[Start of Attachment]

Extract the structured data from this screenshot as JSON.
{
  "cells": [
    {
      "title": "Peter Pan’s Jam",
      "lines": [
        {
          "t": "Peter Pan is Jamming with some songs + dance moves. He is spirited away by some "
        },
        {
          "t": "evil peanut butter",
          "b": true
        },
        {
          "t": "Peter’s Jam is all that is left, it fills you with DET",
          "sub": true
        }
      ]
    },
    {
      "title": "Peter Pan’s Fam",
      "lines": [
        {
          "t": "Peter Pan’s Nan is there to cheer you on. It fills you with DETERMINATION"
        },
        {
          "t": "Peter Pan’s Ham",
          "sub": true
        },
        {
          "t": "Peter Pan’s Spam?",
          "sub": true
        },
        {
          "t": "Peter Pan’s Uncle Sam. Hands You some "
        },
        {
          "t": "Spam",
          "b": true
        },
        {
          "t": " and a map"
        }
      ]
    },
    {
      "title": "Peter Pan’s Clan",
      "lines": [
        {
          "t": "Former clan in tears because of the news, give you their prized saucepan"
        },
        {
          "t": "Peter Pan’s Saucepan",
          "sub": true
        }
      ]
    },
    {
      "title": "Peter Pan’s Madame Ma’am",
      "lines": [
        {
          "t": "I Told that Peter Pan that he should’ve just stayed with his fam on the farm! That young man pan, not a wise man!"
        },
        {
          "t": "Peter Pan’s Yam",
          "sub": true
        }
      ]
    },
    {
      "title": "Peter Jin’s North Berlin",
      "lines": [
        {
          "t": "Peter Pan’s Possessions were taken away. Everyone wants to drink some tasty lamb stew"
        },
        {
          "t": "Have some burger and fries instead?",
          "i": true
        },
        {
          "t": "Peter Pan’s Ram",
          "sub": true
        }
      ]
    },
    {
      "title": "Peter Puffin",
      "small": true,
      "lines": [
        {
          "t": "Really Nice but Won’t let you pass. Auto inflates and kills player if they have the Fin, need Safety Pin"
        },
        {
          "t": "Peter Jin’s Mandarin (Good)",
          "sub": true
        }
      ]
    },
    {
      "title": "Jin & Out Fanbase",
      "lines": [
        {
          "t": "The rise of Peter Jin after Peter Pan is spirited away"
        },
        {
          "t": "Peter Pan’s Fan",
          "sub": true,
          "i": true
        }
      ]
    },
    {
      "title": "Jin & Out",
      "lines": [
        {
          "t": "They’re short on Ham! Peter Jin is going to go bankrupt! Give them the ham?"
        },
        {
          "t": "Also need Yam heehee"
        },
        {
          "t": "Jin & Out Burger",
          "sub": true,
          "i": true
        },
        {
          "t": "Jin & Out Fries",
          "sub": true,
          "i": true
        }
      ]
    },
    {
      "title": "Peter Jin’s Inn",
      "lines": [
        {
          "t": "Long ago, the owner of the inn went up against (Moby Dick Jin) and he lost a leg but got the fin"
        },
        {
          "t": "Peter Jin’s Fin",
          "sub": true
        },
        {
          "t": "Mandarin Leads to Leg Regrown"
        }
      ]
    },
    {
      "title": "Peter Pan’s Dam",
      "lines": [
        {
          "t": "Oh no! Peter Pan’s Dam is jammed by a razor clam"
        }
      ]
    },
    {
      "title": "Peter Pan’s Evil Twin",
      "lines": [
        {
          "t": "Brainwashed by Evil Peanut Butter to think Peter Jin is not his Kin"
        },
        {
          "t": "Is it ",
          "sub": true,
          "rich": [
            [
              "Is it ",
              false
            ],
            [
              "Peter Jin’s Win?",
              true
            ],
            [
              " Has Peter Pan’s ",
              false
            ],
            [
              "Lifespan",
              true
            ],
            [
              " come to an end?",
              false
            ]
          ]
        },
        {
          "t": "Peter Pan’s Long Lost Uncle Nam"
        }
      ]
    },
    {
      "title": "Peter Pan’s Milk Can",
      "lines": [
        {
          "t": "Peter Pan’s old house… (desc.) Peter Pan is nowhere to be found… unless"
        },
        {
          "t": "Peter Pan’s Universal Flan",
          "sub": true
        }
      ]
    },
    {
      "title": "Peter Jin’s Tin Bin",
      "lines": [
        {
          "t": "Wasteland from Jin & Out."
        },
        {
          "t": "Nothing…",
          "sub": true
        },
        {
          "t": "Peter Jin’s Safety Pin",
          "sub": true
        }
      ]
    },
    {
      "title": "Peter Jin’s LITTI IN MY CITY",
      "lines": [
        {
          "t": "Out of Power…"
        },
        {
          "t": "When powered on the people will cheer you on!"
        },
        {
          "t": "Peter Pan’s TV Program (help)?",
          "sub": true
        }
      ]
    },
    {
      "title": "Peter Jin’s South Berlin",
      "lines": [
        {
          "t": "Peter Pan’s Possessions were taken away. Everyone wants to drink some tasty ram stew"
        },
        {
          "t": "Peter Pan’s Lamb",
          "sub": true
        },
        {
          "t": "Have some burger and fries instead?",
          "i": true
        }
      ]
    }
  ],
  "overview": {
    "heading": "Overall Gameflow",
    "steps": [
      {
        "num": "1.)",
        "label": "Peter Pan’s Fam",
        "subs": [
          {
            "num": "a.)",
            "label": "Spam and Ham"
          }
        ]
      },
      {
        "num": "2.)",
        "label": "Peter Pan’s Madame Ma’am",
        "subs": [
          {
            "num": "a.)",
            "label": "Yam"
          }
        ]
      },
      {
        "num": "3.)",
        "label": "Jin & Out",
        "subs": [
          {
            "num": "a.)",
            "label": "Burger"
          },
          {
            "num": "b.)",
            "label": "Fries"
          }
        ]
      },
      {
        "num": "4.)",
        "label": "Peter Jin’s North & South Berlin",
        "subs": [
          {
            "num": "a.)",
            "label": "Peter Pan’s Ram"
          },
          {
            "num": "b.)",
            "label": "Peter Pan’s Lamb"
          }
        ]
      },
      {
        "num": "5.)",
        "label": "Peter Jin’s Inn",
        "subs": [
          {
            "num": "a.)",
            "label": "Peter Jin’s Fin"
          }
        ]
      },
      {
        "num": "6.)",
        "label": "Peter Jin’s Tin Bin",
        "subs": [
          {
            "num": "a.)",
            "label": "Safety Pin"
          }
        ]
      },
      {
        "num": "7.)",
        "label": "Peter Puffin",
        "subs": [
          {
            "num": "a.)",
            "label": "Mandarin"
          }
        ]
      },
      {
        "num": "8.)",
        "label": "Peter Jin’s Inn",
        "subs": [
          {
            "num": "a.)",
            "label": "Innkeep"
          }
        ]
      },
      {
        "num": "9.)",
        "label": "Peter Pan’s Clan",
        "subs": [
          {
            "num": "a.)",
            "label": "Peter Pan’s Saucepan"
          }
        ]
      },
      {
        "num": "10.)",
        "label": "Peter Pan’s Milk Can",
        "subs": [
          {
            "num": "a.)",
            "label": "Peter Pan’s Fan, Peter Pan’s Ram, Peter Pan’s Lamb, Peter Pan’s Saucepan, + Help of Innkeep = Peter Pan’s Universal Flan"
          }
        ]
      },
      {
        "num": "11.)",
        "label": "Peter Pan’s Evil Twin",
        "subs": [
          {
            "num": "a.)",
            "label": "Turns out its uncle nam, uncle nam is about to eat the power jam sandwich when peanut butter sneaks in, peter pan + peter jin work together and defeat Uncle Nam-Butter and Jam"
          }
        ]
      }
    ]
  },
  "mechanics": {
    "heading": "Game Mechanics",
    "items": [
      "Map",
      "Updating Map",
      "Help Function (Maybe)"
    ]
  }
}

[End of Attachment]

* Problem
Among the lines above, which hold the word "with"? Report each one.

* Result of this task
          "t": "Peter Pan is Jamming with some songs + dance moves. He is spirited away by some "
          "t": "Peter’s Jam is all that is left, it fills you with DET",
          "t": "Peter Pan’s Nan is there to cheer you on. It fills you with DETERMINATION"
          "t": "I Told that Peter Pan that he should’ve just stayed with his fam on the farm! That young man pan, not a wise man!"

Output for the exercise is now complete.